Benghazi: Egypt’s eastern-based parliament has called for elections to be held early next year, after it backed out of a United Nations brokered peace deal with rival authorities in the capital, Tripoli.
In an open letter to the country’s electoral commission released late on Tuesday, the Tobruk-based House of Representatives requested the national election commission make “all the necessary arrangements to prepare for presidential and parliamentary elections before February 2018,” citing the Libya’s ongoing “difficult situation” and “political struggle.”
The body earlier voted to withdraw its support for the Tripoli-based Government of National Accord, an escalation that stoked concerns recent violence could intensify.
The decision comes days after breakaway militias backed by western Libyan factions seized oil terminals from the east’s strongman general, whose forces have vowed to retake them.
On Tuesday, Libya’s eastern parliament voted to withdraw its support for a United Nations peace deal and Government of National Accord, an escalation in the fractured country’s split that stokes concerns recent violence could intensify.
Abdullah Ablaihig, spokesman for the Tobruk-based, internationally-recognised House of Representatives, said the body voted to annul its previous acceptance of a presidential council and the UN-backed government currently led by Prime Minister Fayaz Al Serraj in Tripoli.
The decision comes as Libya’s rival power centres are sliding closer to open conflict, with breakaway militias backed by western Libyan factions seizing oil terminals from the east’s strongman general, whose forces have vowed to take them back.
The Tobruk body called on all Libyan parties to condemn militias that occupied the two key terminals in what it described as “terrorist attacks,” saying it was suspending its participation in peace talks until they did so. The militias, which oppose the parliament, say they intend to take the eastern city of Benghazi and drive Field Marshal Khalifa Haftar from the area. Haftar’s army is allied to the parliament, while the Tripoli government opposes him.
“The GNA unity government is not legitimate any more, as well as its presidential council and anything to do with this entity,” Ablaihig said, urging the international community to lift an embargo on weapons sales to the Libyan army under Haftar.
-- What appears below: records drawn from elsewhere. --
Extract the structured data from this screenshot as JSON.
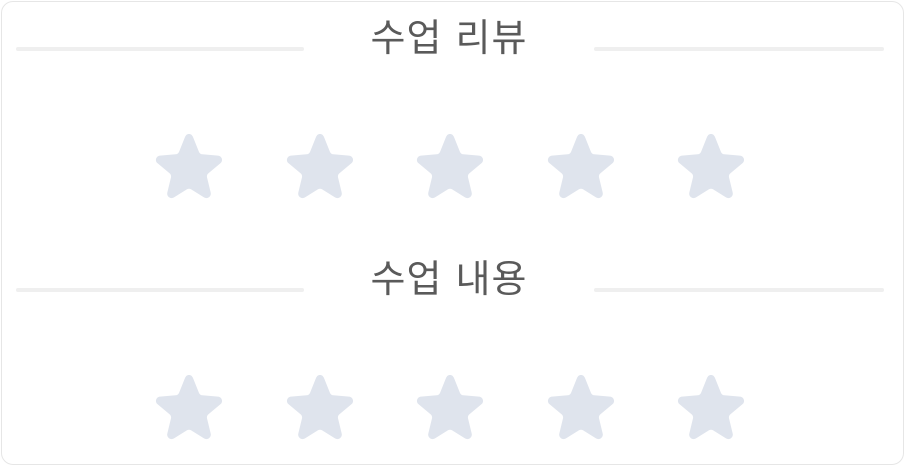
{
  "colors": {
    "star_empty": "#dfe4ed",
    "title_text": "#5a5a5a",
    "divider": "#efefef",
    "card_border": "#e6e6e6"
  },
  "sections": [
    {
      "title": "수업 리뷰",
      "rating": 0,
      "max_rating": 5,
      "star_icon": "star-icon"
    },
    {
      "title": "수업 내용",
      "rating": 0,
      "max_rating": 5,
      "star_icon": "star-icon"
    }
  ]
}
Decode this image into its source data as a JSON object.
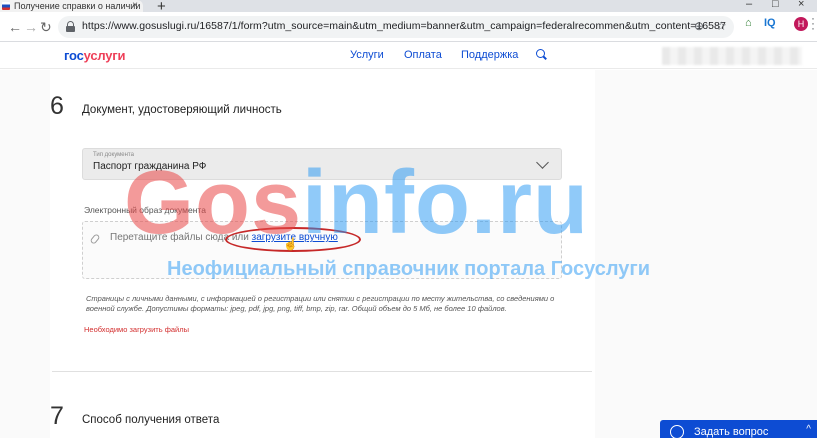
{
  "browser": {
    "tab_title": "Получение справки о наличии",
    "tab_close": "×",
    "new_tab": "+",
    "url": "https://www.gosuslugi.ru/16587/1/form?utm_source=main&utm_medium=banner&utm_campaign=federalrecommen&utm_content=16587",
    "nav": {
      "back": "←",
      "forward": "→",
      "reload": "↻"
    },
    "extensions": {
      "iq": "IQ",
      "avatar": "Н"
    },
    "window": {
      "min": "–",
      "max": "□",
      "close": "×"
    }
  },
  "site": {
    "logo_part1": "гос",
    "logo_part2": "услуги",
    "nav": [
      "Услуги",
      "Оплата",
      "Поддержка"
    ]
  },
  "step6": {
    "number": "6",
    "title": "Документ, удостоверяющий личность",
    "doc_type_label": "Тип документа",
    "doc_type_value": "Паспорт гражданина РФ",
    "upload_label": "Электронный образ документа",
    "drop_text": "Перетащите файлы сюда или",
    "drop_link": "загрузите вручную",
    "hint": "Страницы с личными данными, с информацией о регистрации или снятии с регистрации по месту жительства, со сведениями о военной службе. Допустимы форматы: jpeg, pdf, jpg, png, tiff, bmp, zip, rar. Общий объем до 5 Мб, не более 10 файлов.",
    "error": "Необходимо загрузить файлы"
  },
  "step7": {
    "number": "7",
    "title": "Способ получения ответа"
  },
  "watermark": {
    "part1": "Gos",
    "part2": "info.ru",
    "subtitle": "Неофициальный справочник портала Госуслуги"
  },
  "chat": {
    "label": "Задать вопрос",
    "arrow": "^"
  },
  "colors": {
    "brand_blue": "#0d4cd3",
    "brand_red": "#ee3f58",
    "error_red": "#d32f2f",
    "highlight_red": "#c62828"
  }
}
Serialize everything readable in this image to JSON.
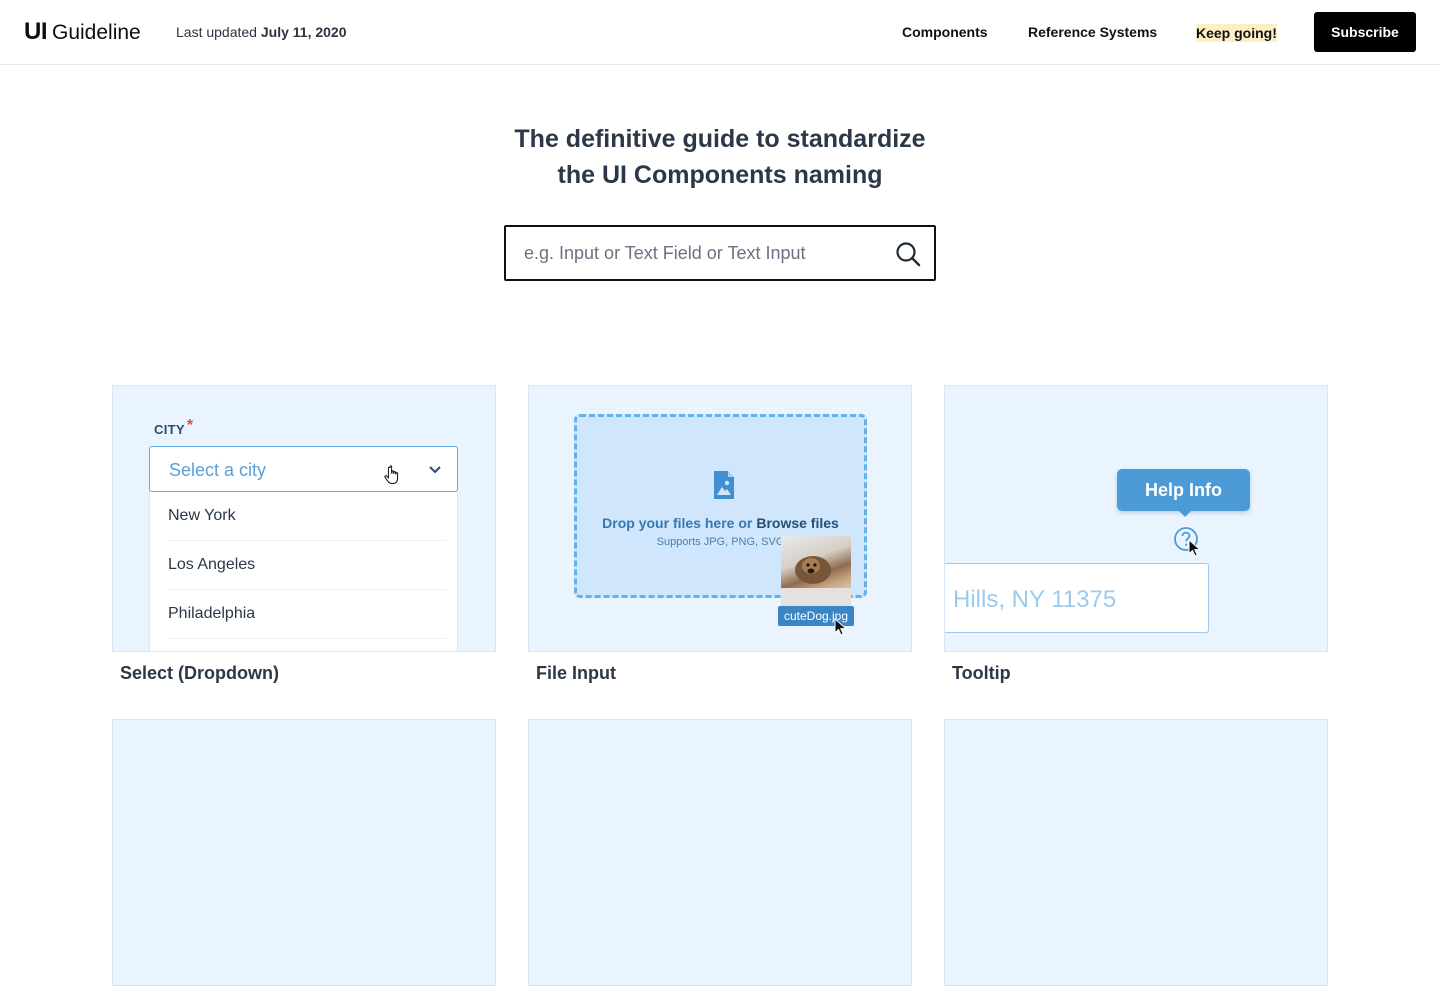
{
  "header": {
    "logo_ui": "UI",
    "logo_name": "Guideline",
    "updated_prefix": "Last updated",
    "updated_date": "July 11, 2020",
    "nav": {
      "components": "Components",
      "reference": "Reference Systems",
      "keep_going": "Keep going!"
    },
    "subscribe_label": "Subscribe"
  },
  "hero": {
    "title_line1": "The definitive guide to standardize",
    "title_line2": "the UI Components naming",
    "search_placeholder": "e.g. Input or Text Field or Text Input",
    "search_icon": "search-icon"
  },
  "cards": [
    {
      "label": "Select (Dropdown)",
      "preview": {
        "field_label": "CITY",
        "required_mark": "*",
        "placeholder": "Select a city",
        "options": [
          "New York",
          "Los Angeles",
          "Philadelphia"
        ]
      }
    },
    {
      "label": "File Input",
      "preview": {
        "drop_text": "Drop your files here or",
        "browse_text": "Browse files",
        "supports": "Supports JPG, PNG, SVG",
        "file_name": "cuteDog.jpg"
      }
    },
    {
      "label": "Tooltip",
      "preview": {
        "tooltip_text": "Help Info",
        "input_value": "Hills, NY 11375"
      }
    }
  ],
  "colors": {
    "card_bg": "#eaf4ff",
    "accent_blue": "#4c9ad6",
    "subscribe_bg": "#000000",
    "highlight": "#fcefc4"
  }
}
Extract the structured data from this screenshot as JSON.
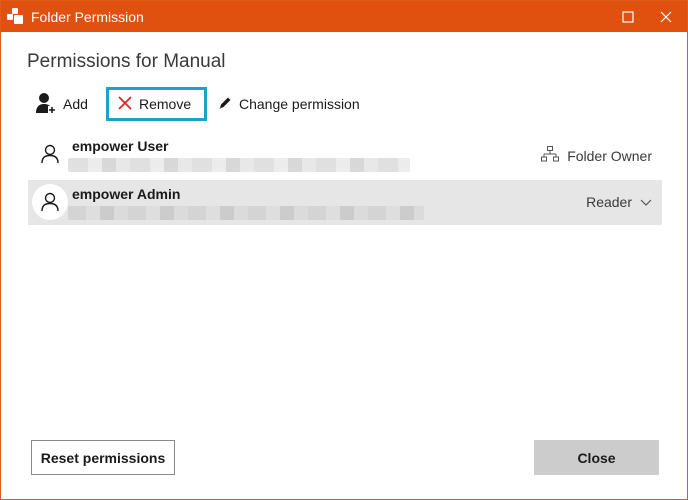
{
  "window": {
    "title": "Folder Permission",
    "accent_color": "#e0500f",
    "highlight_color": "#1aa3c4"
  },
  "heading": "Permissions for Manual",
  "toolbar": {
    "add_label": "Add",
    "remove_label": "Remove",
    "change_label": "Change permission"
  },
  "users": [
    {
      "name": "empower User",
      "role": "Folder Owner",
      "role_icon": "hierarchy-icon",
      "selected": false
    },
    {
      "name": "empower Admin",
      "role": "Reader",
      "role_icon": "chevron-down-icon",
      "selected": true
    }
  ],
  "footer": {
    "reset_label": "Reset permissions",
    "close_label": "Close"
  }
}
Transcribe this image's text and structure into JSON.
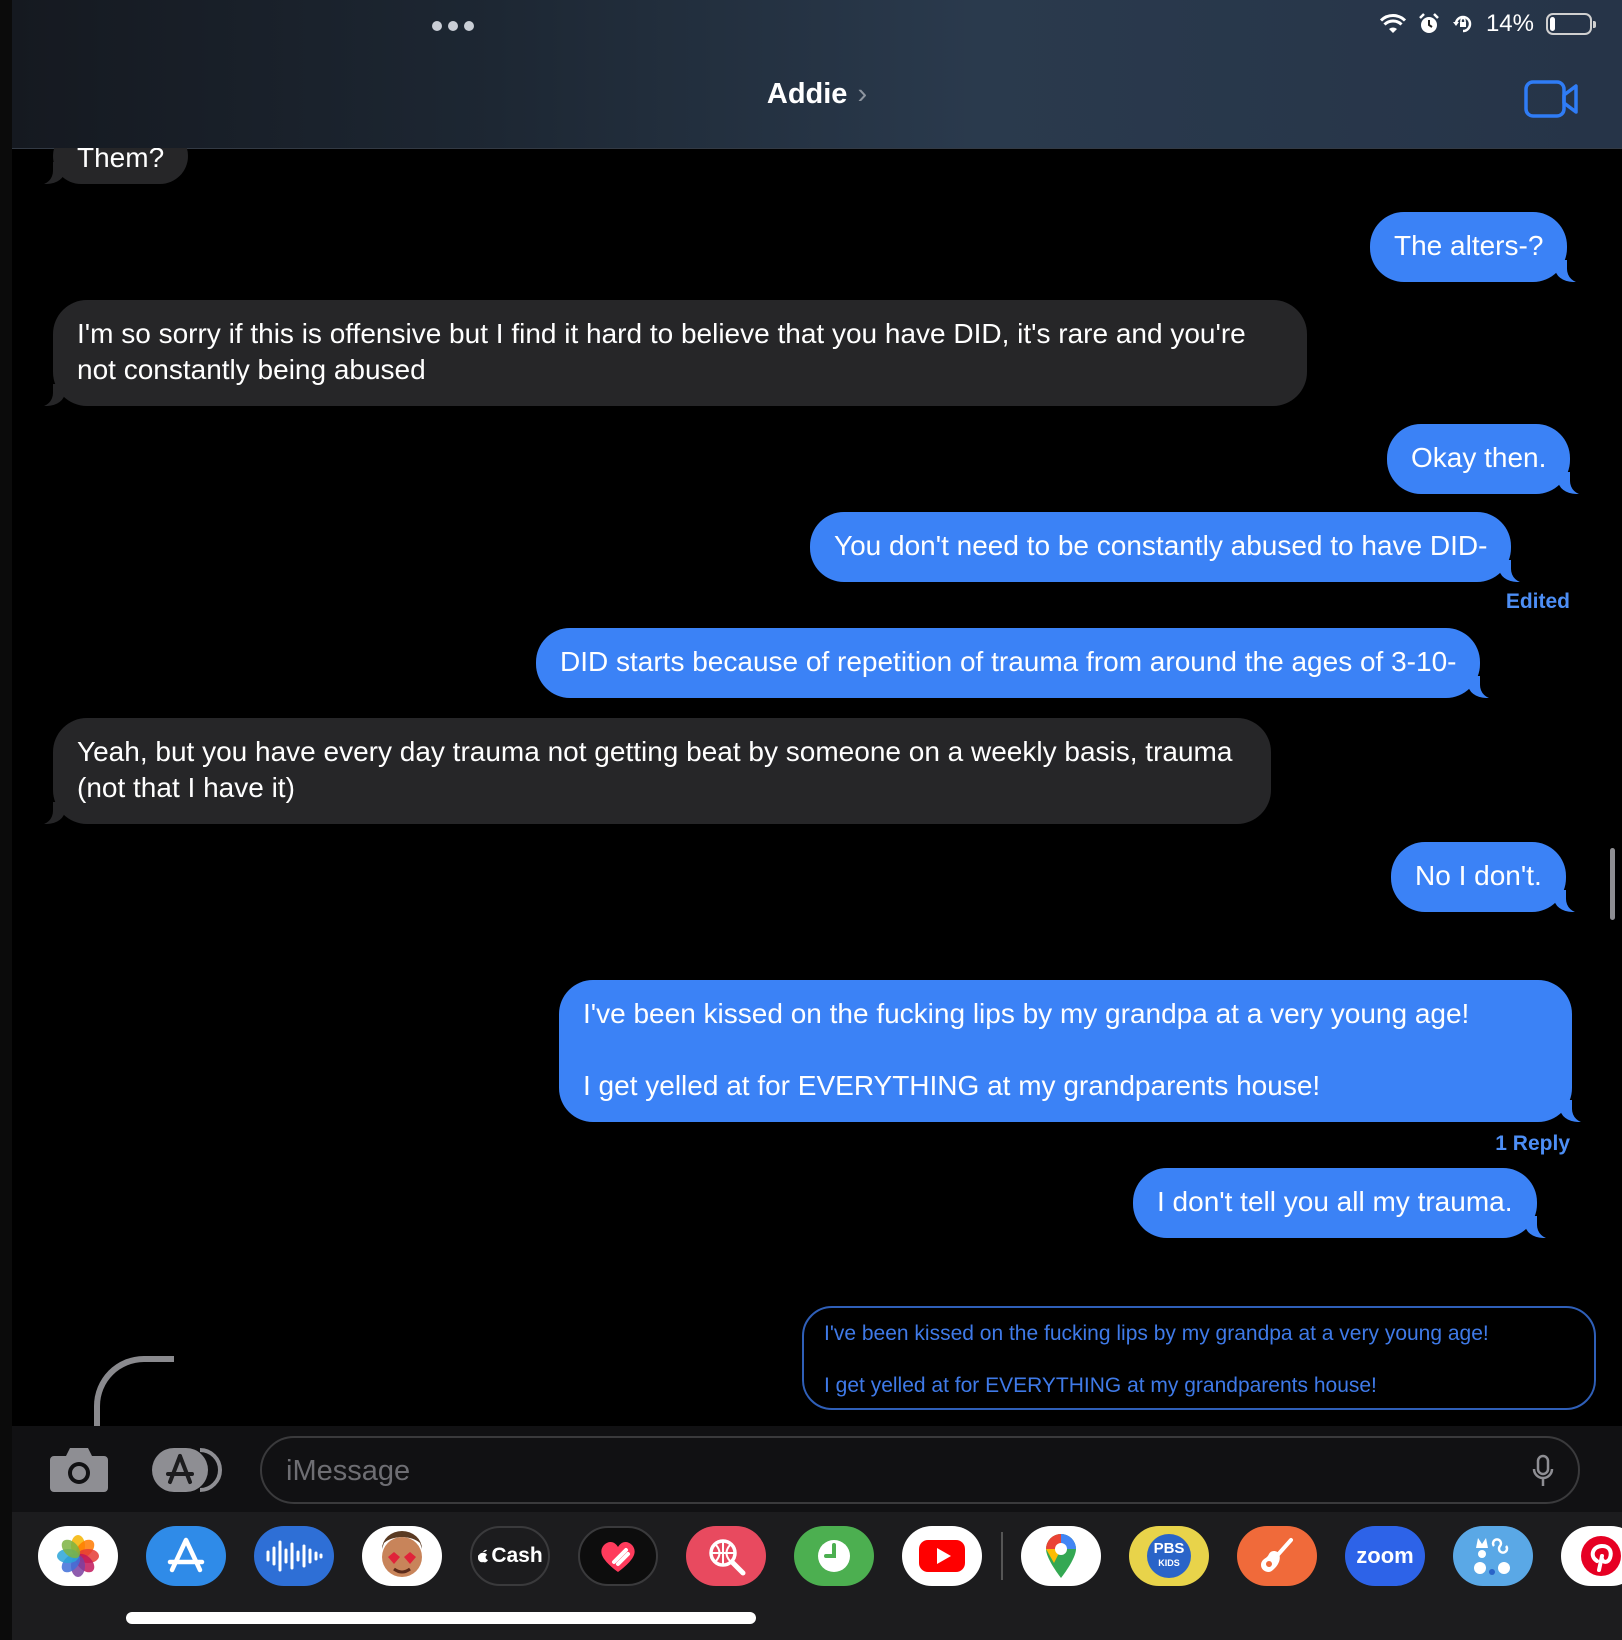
{
  "status_bar": {
    "battery_text": "14%",
    "battery_level": 0.14
  },
  "header": {
    "contact_name": "Addie",
    "chevron": "›"
  },
  "messages": [
    {
      "text": "Them?"
    },
    {
      "text": "The alters-?"
    },
    {
      "text": "I'm so sorry if this is offensive but I find it hard to believe that you have DID, it's rare and you're not constantly being abused"
    },
    {
      "text": "Okay then."
    },
    {
      "text": "You don't need to be constantly abused to have DID-"
    },
    {
      "text": "DID starts because of repetition of trauma from around the ages of 3-10-"
    },
    {
      "text": "Yeah, but you have every day trauma not getting beat by someone on a weekly basis, trauma (not that I have it)"
    },
    {
      "text": "No I don't."
    },
    {
      "line1": "I've been kissed on the fucking lips by my grandpa at a very young age!",
      "line2": "I get yelled at for EVERYTHING at my grandparents house!"
    },
    {
      "text": "I don't tell you all my trauma."
    }
  ],
  "edited_label": "Edited",
  "reply_count_label": "1 Reply",
  "reply_preview": {
    "line1": "I've been kissed on the fucking lips by my grandpa at a very young age!",
    "line2": "I get yelled at for EVERYTHING at my grandparents house!"
  },
  "composer": {
    "placeholder": "iMessage"
  },
  "dock": {
    "apps": [
      {
        "icon": "photos-icon"
      },
      {
        "icon": "app-store-icon"
      },
      {
        "icon": "soundwave-icon"
      },
      {
        "icon": "memoji-stickers-icon"
      },
      {
        "icon": "apple-cash-icon",
        "label": "Cash"
      },
      {
        "icon": "heart-stickers-icon"
      },
      {
        "icon": "web-search-icon"
      },
      {
        "icon": "clock-icon"
      },
      {
        "icon": "youtube-icon"
      },
      {
        "icon": "google-maps-icon"
      },
      {
        "icon": "pbs-kids-icon",
        "label": "PBS",
        "sublabel": "KIDS"
      },
      {
        "icon": "garageband-icon"
      },
      {
        "icon": "zoom-icon",
        "label": "zoom"
      },
      {
        "icon": "game-pigeon-icon"
      },
      {
        "icon": "pinterest-icon"
      }
    ]
  },
  "colors": {
    "outgoing": "#3b82f6",
    "incoming": "#262628",
    "accent": "#4d8ef5"
  }
}
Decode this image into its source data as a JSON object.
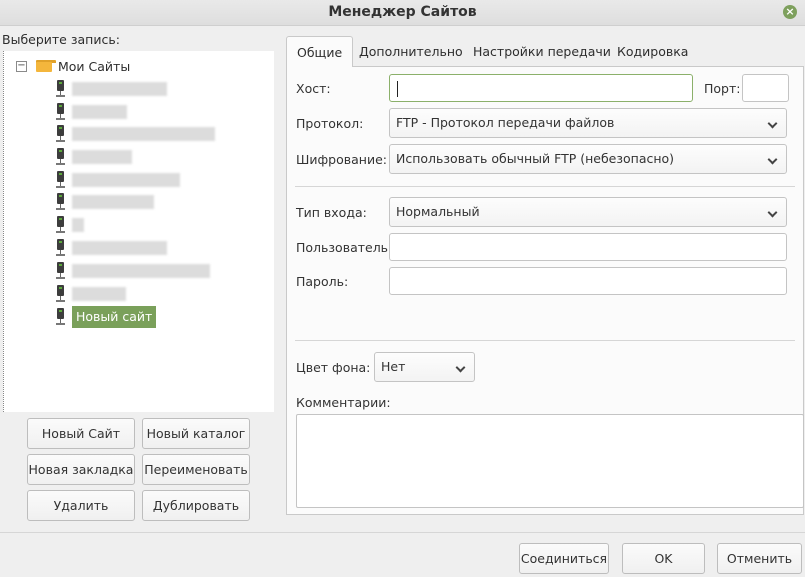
{
  "window": {
    "title": "Менеджер Сайтов",
    "close_glyph": "×"
  },
  "sidebar": {
    "label": "Выберите запись:",
    "root_label": "Мои Сайты",
    "collapse_glyph": "−",
    "new_site_label": "Новый сайт"
  },
  "buttons": {
    "new_site": "Новый Сайт",
    "new_folder": "Новый каталог",
    "new_bookmark": "Новая закладка",
    "rename": "Переименовать",
    "delete": "Удалить",
    "duplicate": "Дублировать",
    "connect": "Соединиться",
    "ok": "OK",
    "cancel": "Отменить"
  },
  "tabs": [
    {
      "label": "Общие"
    },
    {
      "label": "Дополнительно"
    },
    {
      "label": "Настройки передачи"
    },
    {
      "label": "Кодировка"
    }
  ],
  "general": {
    "host_label": "Хост:",
    "host_value": "",
    "port_label": "Порт:",
    "port_value": "",
    "protocol_label": "Протокол:",
    "protocol_value": "FTP - Протокол передачи файлов",
    "encryption_label": "Шифрование:",
    "encryption_value": "Использовать обычный FTP (небезопасно)",
    "logon_label": "Тип входа:",
    "logon_value": "Нормальный",
    "user_label": "Пользователь:",
    "user_value": "",
    "password_label": "Пароль:",
    "password_value": "",
    "bgcolor_label": "Цвет фона:",
    "bgcolor_value": "Нет",
    "comments_label": "Комментарии:",
    "comments_value": ""
  },
  "colors": {
    "accent": "#7aa05a",
    "focus_border": "#8bb06a"
  }
}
His forces have deployed more troops in preparation of a counterattack to drive out the militias, known as the Benghazi Defence Brigades, which are comprised of Islamist militants and former rebels recently defeated by Haftar’s forces in Benghazi, Libya’ second largest city. They are also joined by militiamen from the western city of Misrata, and a day earlier announced their intentions from there.